This makes it the sixth week in a row that there were more than 200 reported dengue cases in a week.
Both dengue and the zika virus are spread by the Aedes aegypti mosquito, which is easily identified by its black and white stripes.
Dr Leong Hoe Nam, an infectious disease expert from Mount Elizabeth Novena Hospital, urged Singaporeans to be vigilant and active in removing breeding spots.
He said: "Once you break the breeding cycle, you break a transmission cycle.
"When you kill the bug, you kill dengue as well."
DENGUE DEATHS IN 2016
Seven people have died of dengue this year. Five of them lived in active dengue hot spots.
1. Male, 79
Died: Aug 4
He lived in Eastwood Drive, which is an active cluster, with nine cases in the past two weeks. He was admitted to Mount Elizabeth Novena Hospital on July 30 and died on Thursday.
2. Female, 72
Died: June 25
She lived in Simei Street 1, which was a two-case dengue cluster. She spent three days in Changi General Hospital (CGH) before dying from dengue.
3. Male, 79

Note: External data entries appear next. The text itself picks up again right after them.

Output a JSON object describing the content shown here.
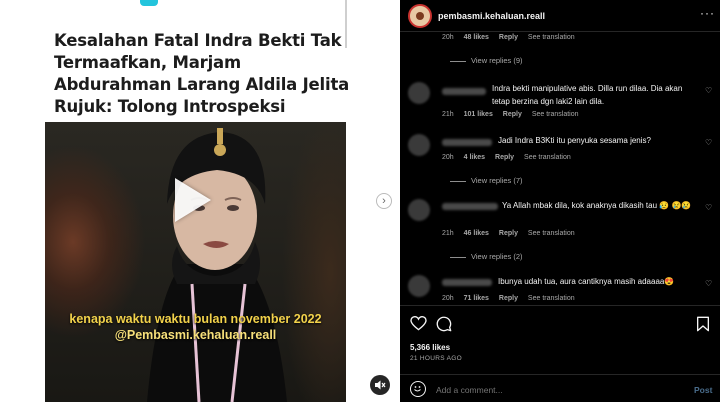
{
  "article": {
    "headline": "Kesalahan Fatal Indra Bekti Tak Termaafkan, Marjam Abdurahman Larang Aldila Jelita Rujuk: Tolong Introspeksi"
  },
  "video": {
    "caption_line1": "kenapa waktu waktu bulan november 2022",
    "caption_line2": "@Pembasmi.kehaluan.reall"
  },
  "post": {
    "username": "pembasmi.kehaluan.reall",
    "likes": "5,366 likes",
    "time_ago": "21 HOURS AGO",
    "comment_placeholder": "Add a comment...",
    "post_label": "Post"
  },
  "comments": [
    {
      "id": "c0",
      "text": "",
      "time": "20h",
      "likes": "48 likes",
      "reply": "Reply",
      "translate": "See translation"
    },
    {
      "id": "c1",
      "text": "Indra bekti manipulative abis. Dilla run dilaa. Dia akan tetap berzina dgn laki2 lain dila.",
      "time": "21h",
      "likes": "101 likes",
      "reply": "Reply",
      "translate": "See translation"
    },
    {
      "id": "c2",
      "text": "Jadi Indra B3Kti itu penyuka sesama jenis?",
      "time": "20h",
      "likes": "4 likes",
      "reply": "Reply",
      "translate": "See translation"
    },
    {
      "id": "c3",
      "text": "Ya Allah mbak dila, kok anaknya dikasih tau 😥 😢😢",
      "time": "21h",
      "likes": "46 likes",
      "reply": "Reply",
      "translate": "See translation"
    },
    {
      "id": "c4",
      "text": "Ibunya udah tua, aura cantiknya masih adaaaa😍",
      "time": "20h",
      "likes": "71 likes",
      "reply": "Reply",
      "translate": "See translation"
    }
  ],
  "view_replies": {
    "r0": "View replies (9)",
    "r2": "View replies (7)",
    "r3": "View replies (2)"
  },
  "icons": {
    "more": "more-options-icon",
    "heart": "heart-icon",
    "comment": "comment-icon",
    "bookmark": "bookmark-icon",
    "emoji": "emoji-icon",
    "mute": "mute-icon",
    "next": "chevron-right-icon",
    "play": "play-icon"
  },
  "colors": {
    "headline_text": "#1c1c1c",
    "panel_bg": "#000000",
    "caption": "#f2d24b",
    "accent_cyan": "#23c4dc",
    "post_button": "#4a6d8c"
  }
}
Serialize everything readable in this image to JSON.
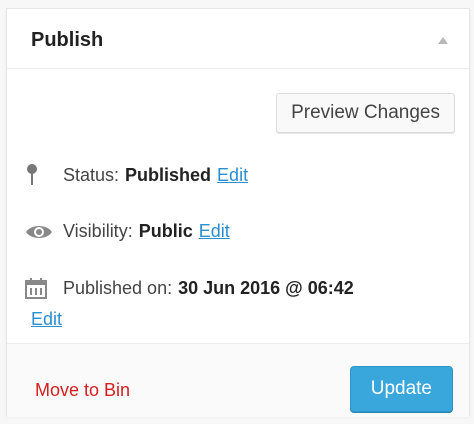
{
  "panel": {
    "title": "Publish",
    "collapse_icon": "triangle-up-icon"
  },
  "preview": {
    "label": "Preview Changes"
  },
  "status": {
    "icon": "pin-icon",
    "label": "Status:",
    "value": "Published",
    "edit": "Edit"
  },
  "visibility": {
    "icon": "eye-icon",
    "label": "Visibility:",
    "value": "Public",
    "edit": "Edit"
  },
  "published": {
    "icon": "calendar-icon",
    "label": "Published on:",
    "value": "30 Jun 2016 @ 06:42",
    "edit": "Edit"
  },
  "footer": {
    "move_to_bin": "Move to Bin",
    "update": "Update"
  },
  "colors": {
    "link": "#2a8fd1",
    "danger": "#d51f1f",
    "primary": "#39a7dc"
  }
}
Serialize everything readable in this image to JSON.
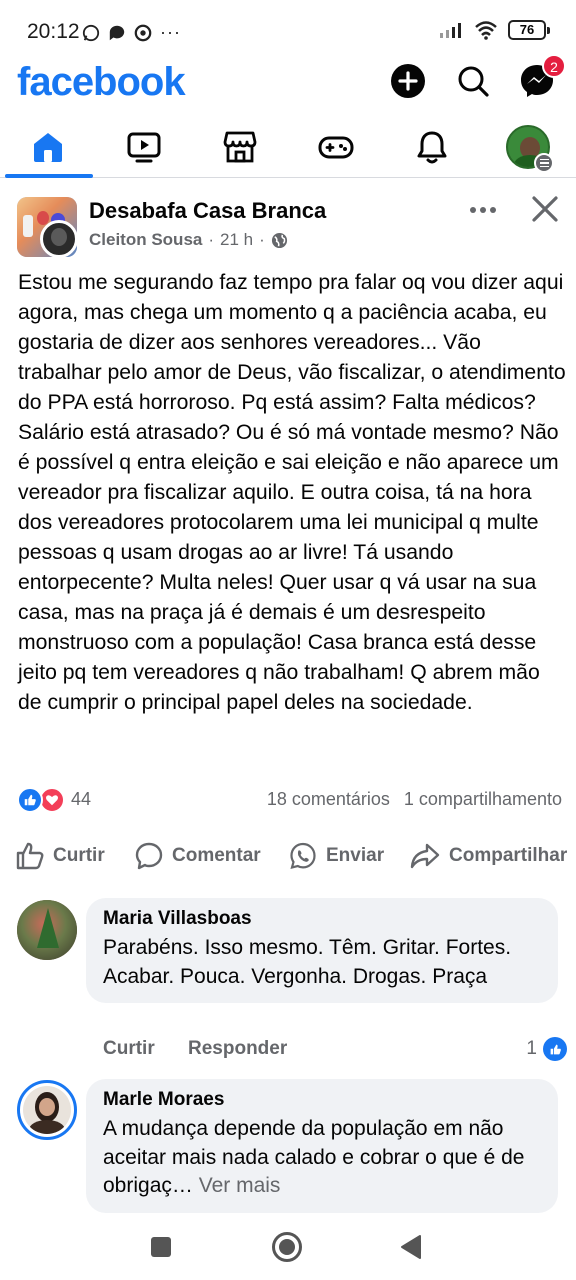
{
  "status_bar": {
    "time": "20:12",
    "battery": "76"
  },
  "header": {
    "logo": "facebook",
    "messenger_badge": "2"
  },
  "tabs": [
    {
      "name": "home",
      "icon": "home-icon",
      "active": true
    },
    {
      "name": "watch",
      "icon": "video-icon"
    },
    {
      "name": "marketplace",
      "icon": "store-icon"
    },
    {
      "name": "gaming",
      "icon": "gamepad-icon"
    },
    {
      "name": "notifications",
      "icon": "bell-icon"
    },
    {
      "name": "menu",
      "icon": "profile-menu-icon"
    }
  ],
  "post": {
    "group_name": "Desabafa Casa Branca",
    "author": "Cleiton Sousa",
    "time": "21 h",
    "text": "Estou me segurando faz tempo pra falar oq vou dizer aqui agora, mas chega um momento q a paciência acaba, eu gostaria de dizer aos senhores vereadores... Vão trabalhar pelo amor de Deus, vão fiscalizar, o atendimento do PPA está horroroso. Pq está assim? Falta médicos? Salário está atrasado? Ou é só má vontade mesmo? Não é possível q entra eleição e sai eleição e não aparece um vereador pra fiscalizar aquilo. E outra coisa, tá na hora dos vereadores protocolarem uma lei municipal q multe pessoas q usam drogas ao ar livre! Tá usando entorpecente? Multa neles! Quer usar q vá usar na sua casa, mas na praça já é demais é um desrespeito monstruoso com a população! Casa branca está desse jeito pq tem vereadores q não trabalham! Q abrem mão de cumprir o principal papel deles na sociedade.",
    "reaction_count": "44",
    "comments_count": "18 comentários",
    "shares_count": "1 compartilhamento"
  },
  "actions": {
    "like": "Curtir",
    "comment": "Comentar",
    "send": "Enviar",
    "share": "Compartilhar"
  },
  "comments": [
    {
      "name": "Maria Villasboas",
      "text": "Parabéns. Isso mesmo. Têm. Gritar. Fortes. Acabar. Pouca. Vergonha. Drogas. Praça",
      "like_label": "Curtir",
      "reply_label": "Responder",
      "likes": "1"
    },
    {
      "name": "Marle Moraes",
      "text": "A mudança depende da população em não aceitar mais nada calado e cobrar o que é de obrigaç…",
      "see_more": "Ver mais"
    }
  ],
  "colors": {
    "brand": "#1877f2",
    "muted": "#65676b",
    "bubble": "#f0f2f5",
    "badge": "#e41e3f"
  }
}
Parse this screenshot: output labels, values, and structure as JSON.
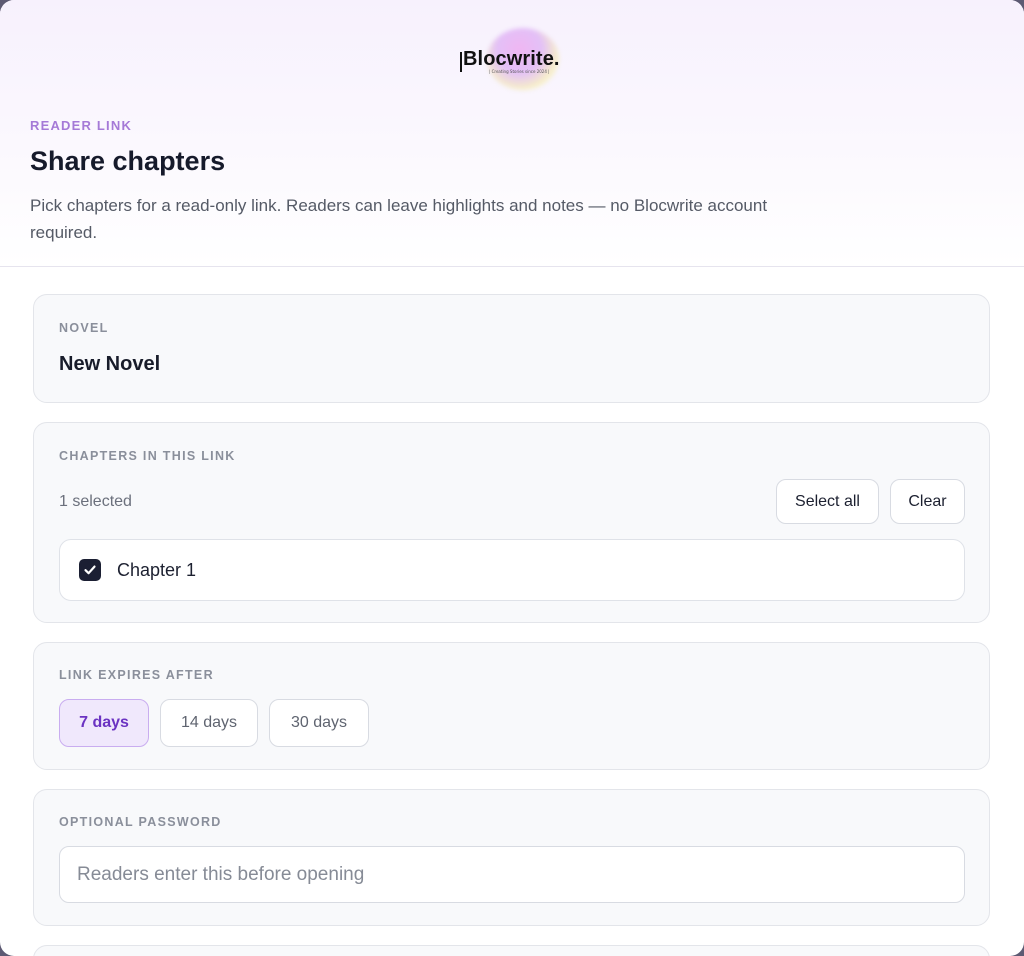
{
  "brand": {
    "name": "Blocwrite.",
    "tagline": "| Creating Stories since 2024 |"
  },
  "header": {
    "eyebrow": "READER LINK",
    "title": "Share chapters",
    "description": "Pick chapters for a read-only link. Readers can leave highlights and notes — no Blocwrite account required."
  },
  "novel": {
    "label": "NOVEL",
    "name": "New Novel"
  },
  "chapters": {
    "label": "CHAPTERS IN THIS LINK",
    "selected_count": "1 selected",
    "select_all_label": "Select all",
    "clear_label": "Clear",
    "items": [
      {
        "label": "Chapter 1",
        "checked": true
      }
    ]
  },
  "expiry": {
    "label": "LINK EXPIRES AFTER",
    "options": [
      {
        "label": "7 days",
        "active": true
      },
      {
        "label": "14 days",
        "active": false
      },
      {
        "label": "30 days",
        "active": false
      }
    ]
  },
  "password": {
    "label": "OPTIONAL PASSWORD",
    "value": "",
    "placeholder": "Readers enter this before opening"
  },
  "colors": {
    "accent": "#6b33c2",
    "accent_bg": "#f0e8fc",
    "eyebrow": "#a57ad7",
    "checkbox": "#1b1f33"
  }
}
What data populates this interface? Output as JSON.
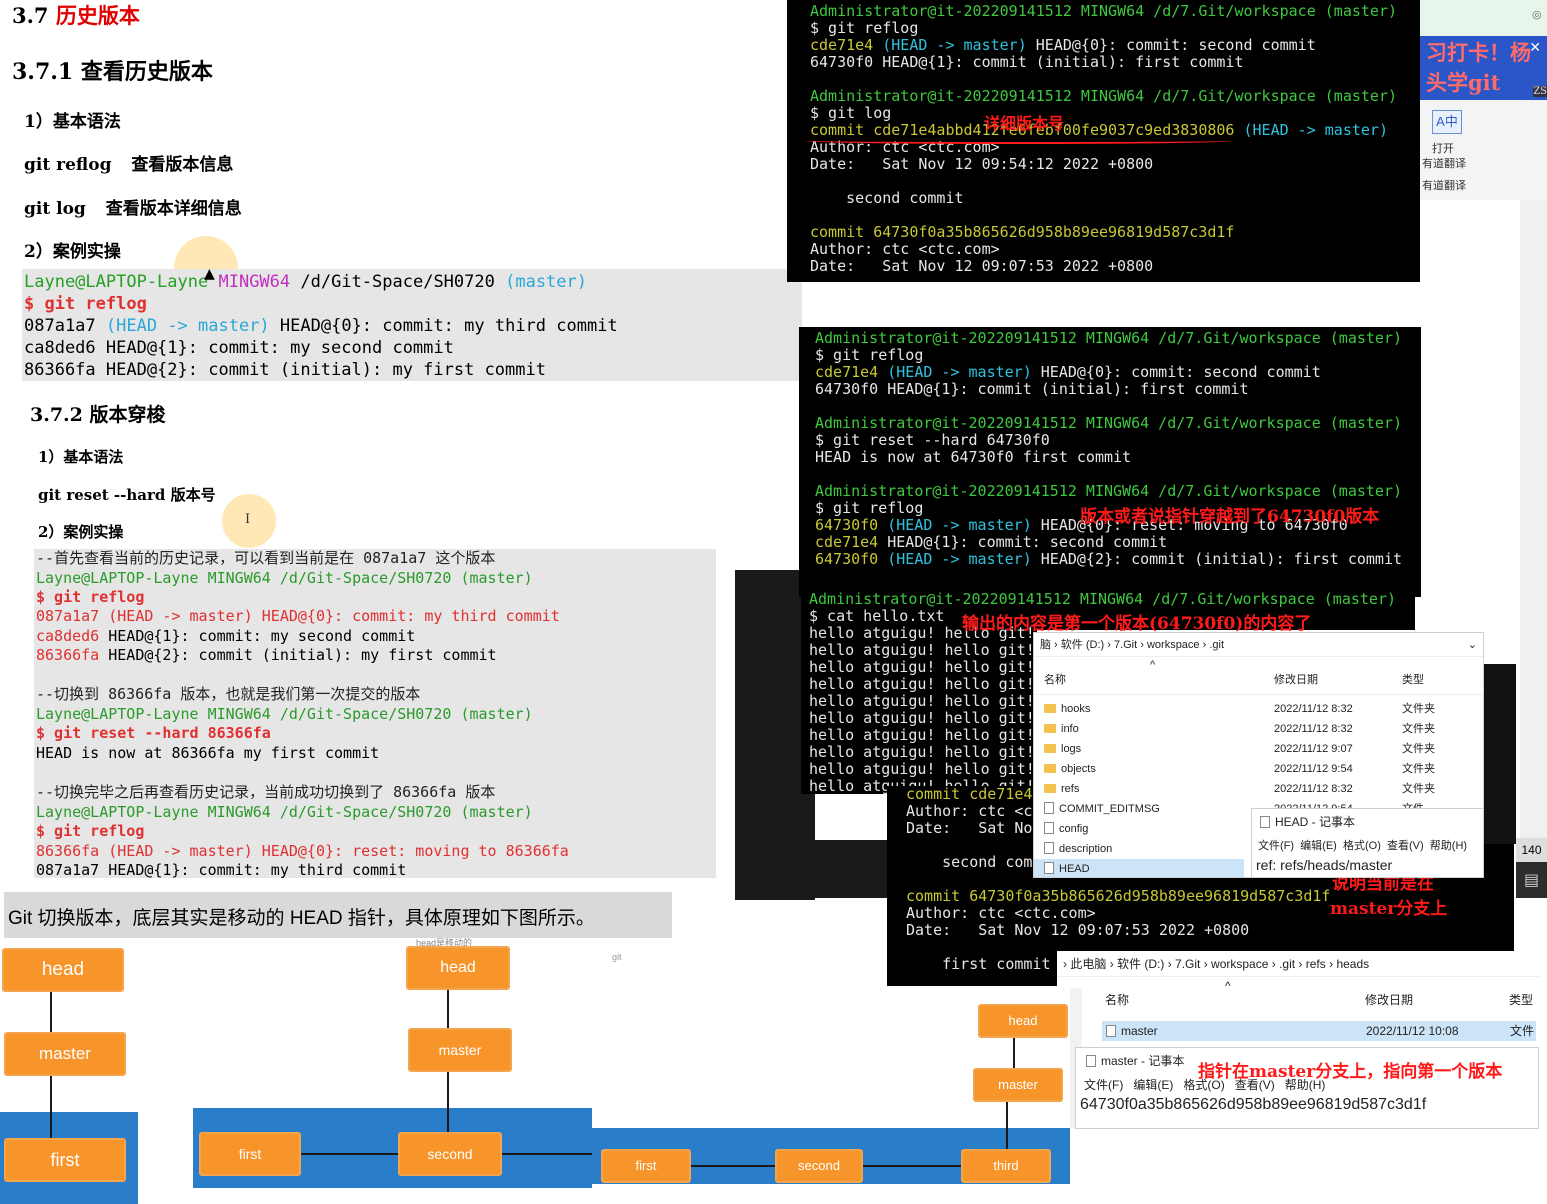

Died: May 29
He lived in Jalan Tenaga in Eunos. The area was an active dengue cluster and had six cases of dengue.
4. Female, 73
Died: March 24
She lived in Poh Huat Road West, which is near Kovan MRT station. At that time, Kovan was an active four-case dengue cluster. She was admitted to Tan Tock Seng Hospital (TTSH) on March 22 and died two days later.
5. Female, 63
Died: March 10
She was living in Bedok North Street 3, which was not an active dengue cluster.
6. Male, 67
Died: Feb 10
He was admitted to TTSH on Feb 8 and was living in Toa Payoh Lorong 4. It was not an active dengue cluster.
7. Male, 47
Died: Jan 22
He is the youngest person to die of dengue this year. He was living in Marsiling Rise, which was an active 10-case dengue cluster.
Dengue myths and facts
Dr Leong Hoe Nam, an infectious disease expert from Mount Elizabeth Novena Hospital, separates the facts from the myths.
Myth: Dengue affects the elderly more often than younger people aged 45 and below
"The risk of getting the disease is a function of the mosquito, and not the age. It really depends on who the mosquito bites. There is an equal chance for everyone, regardless of age, to contract dengue."
Fact: Dengue affects the elderly more severely than younger people aged 45 and below
"It is common for a young person to have dengue and not know about it, simply because he or she does not show the obvious symptoms.
"The reason more elderly people die of dengue is because their immune system is naturally weak.
"Also, the immune system has to deal with a whole range of other problems - high blood pressure, diabetes and heart disease - which come with age.
"All these existing problems complicate the disease-fighting process in an elderly person and presents a great struggle for an already frail body."
Myth: Dengue affects only certain parts of Singapore, which are the hot spots.
"A person with dengue automatically becomes a mobile hot spot. It is true that if you live in an active dengue cluster, the chances of contracting dengue is higher.
"However, since Singapore is so small, dengue spreads very easily. Just one infected person can transform an area into an active dengue hot spot."
Myth: Mosquito repellant sprays or lotions will keep us safe
"Mosquito repellant helps in reducing mosquito bites and, in turn, the risk of contracting dengue. But many people forget that sweat can wash it off, in which case it becomes ineffective."
Fact: The Aedes aegypti mosquito bites people only in the day.
"Yes, it is a day biter, which is unlike the Anopheles mosquito, a night biter, which spreads malaria."
Myth: You cannot contract dengue twice in a lifetime.
"You can get infected up to four times. There are four strains and Dengue 1 and 2 are more prevalent in Singapore. Hence, patients usually contract it twice. It is only occasionally that one contracts it three times and, very rarely, four times in a lifetime."
"There is an equal chance for everyone, regardless of age, to contract dengue."
- Dr Leong Hoe Nam